No one wants to think of their child being sick. Anytime a disease or disorder attacks our children, parents face the dread, fear and the panic that comes with it. This reaction is common for many illnesses, including eating disorders.
When you watch, seemingly helpless, as your child refuses to eat what was once his favorite, the sense of dread can begin. If you hear him throwing up in the bathroom after he finally ate a meal, fear can creep in. When he then morphs from a thriving, normal child into an empty shadow of who he used to be, the panic moves in.
This is when you think, “My child may have an eating disorder.”
5 Things You Need to Know
Dealing with an eating disorder is not an easy thing; not for the victim or the families and friends that love him. But it is treatable. The first step is knowing what you need to know.
Know where to start. All eating disorders are not created equally. They are not all treatable in the same manner. Treatment generally includes a combination of therapeutic modalities. You start by seeing your family doctor or pediatrician or a mental health therapist or psychologist.
Eating disorders are not a choice. An eating disorder is a mental illness. A child who isn’t eating, who is exercising excessively, who has become obsessed with “eating healthy” and obsesses over specific foods is not doing so by choice. Simply telling them to “knock it off” will not help and could only make it worse.
Keeping it secret. Eating disorders often walk hand-in-hand with isolation, stress, and secrecy. Someone who is struggling may try to maintain the image that everything is OK. Young children, even early school-age children, can face enormous stress. Peer pressure is a powerful thing.
Eating disorders feed off shame and stigma. Someone hiding eating disorders hear the jokes about weight and take them to heart. “Fat-shaming” on social media isn’t funny to someone with an eating disorder. To him, the quips, comments, jokes, and memes confirm that there is no judgment-free zone where they can talk about how they are struggling.
Eating disorders don’t discriminate. A person’s family history, extraordinary grades, the number of social media followers or Twitter trends don’t matter when an eating disorder comes to call. Eating disorders do not select victims based on race, gender, ethnicity, religion, cultural affiliations, sexual orientation or political point of view.

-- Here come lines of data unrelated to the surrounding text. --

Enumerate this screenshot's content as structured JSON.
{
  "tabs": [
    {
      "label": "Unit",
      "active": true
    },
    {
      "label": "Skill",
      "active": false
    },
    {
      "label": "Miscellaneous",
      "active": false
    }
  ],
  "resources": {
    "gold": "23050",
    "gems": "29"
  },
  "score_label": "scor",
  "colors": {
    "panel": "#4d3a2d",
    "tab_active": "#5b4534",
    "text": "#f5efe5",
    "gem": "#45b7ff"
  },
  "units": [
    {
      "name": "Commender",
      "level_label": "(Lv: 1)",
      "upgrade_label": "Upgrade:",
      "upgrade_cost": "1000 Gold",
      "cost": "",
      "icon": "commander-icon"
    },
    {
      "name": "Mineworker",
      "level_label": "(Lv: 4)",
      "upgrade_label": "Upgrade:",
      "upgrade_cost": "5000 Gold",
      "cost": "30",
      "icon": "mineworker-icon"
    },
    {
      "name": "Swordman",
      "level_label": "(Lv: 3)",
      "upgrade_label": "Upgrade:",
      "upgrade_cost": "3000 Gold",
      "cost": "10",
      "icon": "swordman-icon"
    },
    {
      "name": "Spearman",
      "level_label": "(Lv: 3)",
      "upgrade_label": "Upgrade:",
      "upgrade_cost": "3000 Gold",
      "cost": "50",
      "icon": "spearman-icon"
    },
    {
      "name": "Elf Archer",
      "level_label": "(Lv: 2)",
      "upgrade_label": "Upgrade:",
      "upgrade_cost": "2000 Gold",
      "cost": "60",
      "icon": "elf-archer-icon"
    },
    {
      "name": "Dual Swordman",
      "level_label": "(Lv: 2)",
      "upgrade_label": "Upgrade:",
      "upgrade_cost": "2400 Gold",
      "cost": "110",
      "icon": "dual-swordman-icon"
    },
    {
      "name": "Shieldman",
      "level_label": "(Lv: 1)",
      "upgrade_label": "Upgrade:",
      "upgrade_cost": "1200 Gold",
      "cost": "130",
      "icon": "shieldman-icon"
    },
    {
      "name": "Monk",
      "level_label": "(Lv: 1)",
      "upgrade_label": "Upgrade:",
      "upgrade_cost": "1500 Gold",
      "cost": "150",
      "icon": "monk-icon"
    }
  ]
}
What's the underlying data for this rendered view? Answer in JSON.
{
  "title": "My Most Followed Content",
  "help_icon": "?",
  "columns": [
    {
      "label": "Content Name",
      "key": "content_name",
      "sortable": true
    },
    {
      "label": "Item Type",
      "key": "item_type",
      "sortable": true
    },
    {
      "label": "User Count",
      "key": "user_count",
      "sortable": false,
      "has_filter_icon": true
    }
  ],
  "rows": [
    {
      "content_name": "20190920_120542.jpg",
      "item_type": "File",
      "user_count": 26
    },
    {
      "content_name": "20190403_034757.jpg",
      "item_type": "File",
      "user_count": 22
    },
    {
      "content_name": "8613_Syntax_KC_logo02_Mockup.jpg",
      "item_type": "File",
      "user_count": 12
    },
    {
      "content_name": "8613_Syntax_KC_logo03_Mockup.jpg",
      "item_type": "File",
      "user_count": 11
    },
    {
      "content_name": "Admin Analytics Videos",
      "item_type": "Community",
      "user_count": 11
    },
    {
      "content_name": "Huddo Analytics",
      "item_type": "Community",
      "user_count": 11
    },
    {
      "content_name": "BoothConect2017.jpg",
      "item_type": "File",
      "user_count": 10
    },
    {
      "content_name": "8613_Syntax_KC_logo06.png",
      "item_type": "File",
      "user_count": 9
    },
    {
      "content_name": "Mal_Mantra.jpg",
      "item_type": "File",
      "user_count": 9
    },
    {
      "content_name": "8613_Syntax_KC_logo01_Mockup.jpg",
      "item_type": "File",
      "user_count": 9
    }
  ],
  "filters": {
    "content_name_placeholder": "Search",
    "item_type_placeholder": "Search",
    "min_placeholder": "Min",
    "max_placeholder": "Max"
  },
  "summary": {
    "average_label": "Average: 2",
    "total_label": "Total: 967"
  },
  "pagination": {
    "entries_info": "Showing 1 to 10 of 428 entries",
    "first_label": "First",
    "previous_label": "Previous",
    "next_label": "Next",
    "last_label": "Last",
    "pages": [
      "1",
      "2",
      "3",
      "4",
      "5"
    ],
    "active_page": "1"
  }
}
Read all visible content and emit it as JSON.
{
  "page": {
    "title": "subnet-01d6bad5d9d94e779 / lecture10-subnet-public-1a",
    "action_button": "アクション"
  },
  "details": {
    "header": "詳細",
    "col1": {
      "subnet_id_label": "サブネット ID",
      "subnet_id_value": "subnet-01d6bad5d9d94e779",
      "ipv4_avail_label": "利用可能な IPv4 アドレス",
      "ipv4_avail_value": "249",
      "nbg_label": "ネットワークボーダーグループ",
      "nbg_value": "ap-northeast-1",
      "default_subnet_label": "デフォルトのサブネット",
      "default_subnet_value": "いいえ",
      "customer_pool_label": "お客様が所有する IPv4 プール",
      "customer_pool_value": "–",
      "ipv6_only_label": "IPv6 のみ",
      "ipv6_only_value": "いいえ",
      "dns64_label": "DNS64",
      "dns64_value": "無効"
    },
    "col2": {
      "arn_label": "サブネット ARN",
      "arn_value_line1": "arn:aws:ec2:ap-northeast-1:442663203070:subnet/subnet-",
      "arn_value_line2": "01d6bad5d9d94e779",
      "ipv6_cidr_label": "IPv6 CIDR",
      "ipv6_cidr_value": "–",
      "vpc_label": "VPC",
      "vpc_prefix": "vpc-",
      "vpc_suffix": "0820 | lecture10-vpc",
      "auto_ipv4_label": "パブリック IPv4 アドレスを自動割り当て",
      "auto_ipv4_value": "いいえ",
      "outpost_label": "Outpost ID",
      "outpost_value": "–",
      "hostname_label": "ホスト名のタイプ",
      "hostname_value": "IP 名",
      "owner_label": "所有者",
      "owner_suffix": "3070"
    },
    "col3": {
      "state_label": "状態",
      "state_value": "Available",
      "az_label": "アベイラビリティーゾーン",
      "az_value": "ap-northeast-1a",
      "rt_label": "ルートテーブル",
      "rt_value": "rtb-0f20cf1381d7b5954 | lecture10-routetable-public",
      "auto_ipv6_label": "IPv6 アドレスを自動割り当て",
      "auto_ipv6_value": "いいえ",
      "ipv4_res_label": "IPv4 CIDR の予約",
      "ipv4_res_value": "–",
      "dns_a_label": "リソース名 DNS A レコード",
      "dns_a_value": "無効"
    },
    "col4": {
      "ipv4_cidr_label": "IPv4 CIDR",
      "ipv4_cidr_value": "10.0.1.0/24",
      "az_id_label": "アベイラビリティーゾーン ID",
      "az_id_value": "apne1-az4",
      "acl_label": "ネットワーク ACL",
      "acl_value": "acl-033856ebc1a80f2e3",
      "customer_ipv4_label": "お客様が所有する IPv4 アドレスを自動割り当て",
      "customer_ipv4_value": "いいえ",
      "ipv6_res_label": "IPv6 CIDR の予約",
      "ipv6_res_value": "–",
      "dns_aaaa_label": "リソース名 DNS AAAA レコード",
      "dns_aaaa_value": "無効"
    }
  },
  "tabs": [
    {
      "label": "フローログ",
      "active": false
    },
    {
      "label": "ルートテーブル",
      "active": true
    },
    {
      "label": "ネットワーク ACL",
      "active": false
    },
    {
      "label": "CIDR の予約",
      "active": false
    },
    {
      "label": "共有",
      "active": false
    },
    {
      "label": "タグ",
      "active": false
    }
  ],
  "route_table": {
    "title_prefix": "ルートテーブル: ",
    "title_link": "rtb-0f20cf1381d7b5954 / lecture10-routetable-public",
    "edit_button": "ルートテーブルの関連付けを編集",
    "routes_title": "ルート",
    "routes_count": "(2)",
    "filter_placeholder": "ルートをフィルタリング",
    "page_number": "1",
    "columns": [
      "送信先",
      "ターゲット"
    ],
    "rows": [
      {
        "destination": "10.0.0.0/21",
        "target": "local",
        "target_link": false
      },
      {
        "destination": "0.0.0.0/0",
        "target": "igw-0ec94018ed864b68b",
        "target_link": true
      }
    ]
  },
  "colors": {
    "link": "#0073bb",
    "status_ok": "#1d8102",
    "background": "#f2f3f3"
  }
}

Eating disorders can and do affect everyone. They are life-threatening and serious, with immediate action necessary for recovery to begin.